---------- Stored data
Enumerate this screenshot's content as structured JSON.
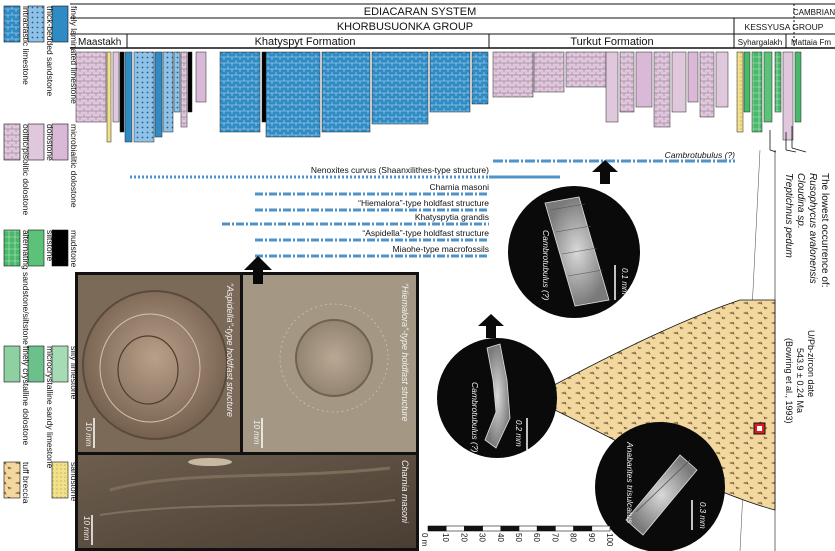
{
  "header": {
    "system": "EDIACARAN SYSTEM",
    "system2": "CAMBRIAN",
    "group1": "KHORBUSUONKA GROUP",
    "group2": "KESSYUSA GROUP"
  },
  "formations": [
    "Maastakh",
    "Khatyspyt Formation",
    "Turkut Formation",
    "Syhargalakh",
    "Mattaia Fm"
  ],
  "legend": [
    {
      "label": "intraclastic limestone",
      "color": "#4f9ccf"
    },
    {
      "label": "thick-bedded sandstone",
      "color": "#8fc2e6"
    },
    {
      "label": "finely laminated limestone",
      "color": "#2f8bc4"
    },
    {
      "label": "oolitic/pisolitic dolostone",
      "color": "#e6d6ea"
    },
    {
      "label": "dolostone",
      "color": "#e0c8dc"
    },
    {
      "label": "microbialitic dolostone",
      "color": "#d9b9d7"
    },
    {
      "label": "alternating sandstone/siltstone",
      "color": "#48b86a"
    },
    {
      "label": "siltstone",
      "color": "#5cc27a"
    },
    {
      "label": "mudstone",
      "color": "#000000"
    },
    {
      "label": "finely crystalline dolostone",
      "color": "#8fd0a2"
    },
    {
      "label": "microcrystalline sandy limestone",
      "color": "#6cc18a"
    },
    {
      "label": "silty limestone",
      "color": "#a5dbb5"
    },
    {
      "label": "tuff breccia",
      "color": "#f2d79e"
    },
    {
      "label": "sandstone",
      "color": "#f3e08a"
    }
  ],
  "ranges": [
    "Cambrotubulus (?)",
    "Nenoxites curvus (Shaanxilithes-type structure)",
    "Charnia masoni",
    "“Hiemalora”-type holdfast structure",
    "Khatyspytia grandis",
    "“Aspidella”-type holdfast structure",
    "Miaohe-type macrofossils"
  ],
  "lowest_occurrence": {
    "title": "The lowest occurrence of:",
    "taxa": [
      "Rusophycus avalonensis",
      "Cloudina sp.",
      "Treptichnus pedum"
    ]
  },
  "photos": {
    "aspidella": "“Aspidella”-type holdfast structure",
    "hiemalora": "“Hiemalora”-type holdfast structure",
    "charnia": "Charnia masoni",
    "scale": "10 mm"
  },
  "sem": [
    {
      "label": "Cambrotubulus (?)",
      "scale": "0.1 mm"
    },
    {
      "label": "Cambrotubulus (?)",
      "scale": "0.2 mm"
    },
    {
      "label": "Anabarites trisulcatus",
      "scale": "0.3 mm"
    }
  ],
  "zircon": [
    "U/Pb-zircon date",
    "543.9 ± 0.24 Ma",
    "(Bowring et al., 1993)"
  ],
  "scalebar": {
    "unit": "0 m",
    "ticks": [
      "10",
      "20",
      "30",
      "40",
      "50",
      "60",
      "70",
      "80",
      "90",
      "100"
    ]
  },
  "colors": {
    "blue": "#2f8bc4",
    "pink": "#e0c8dc",
    "green": "#48b86a",
    "tuff": "#f2d79e",
    "sand": "#f3e08a",
    "range": "#4f93c9",
    "zircon": "#d62020"
  }
}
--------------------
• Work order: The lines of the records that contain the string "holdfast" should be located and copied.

• Reply to the task:
    "“Hiemalora”-type holdfast structure",
    "“Aspidella”-type holdfast structure",
    "aspidella": "“Aspidella”-type holdfast structure",
    "hiemalora": "“Hiemalora”-type holdfast structure",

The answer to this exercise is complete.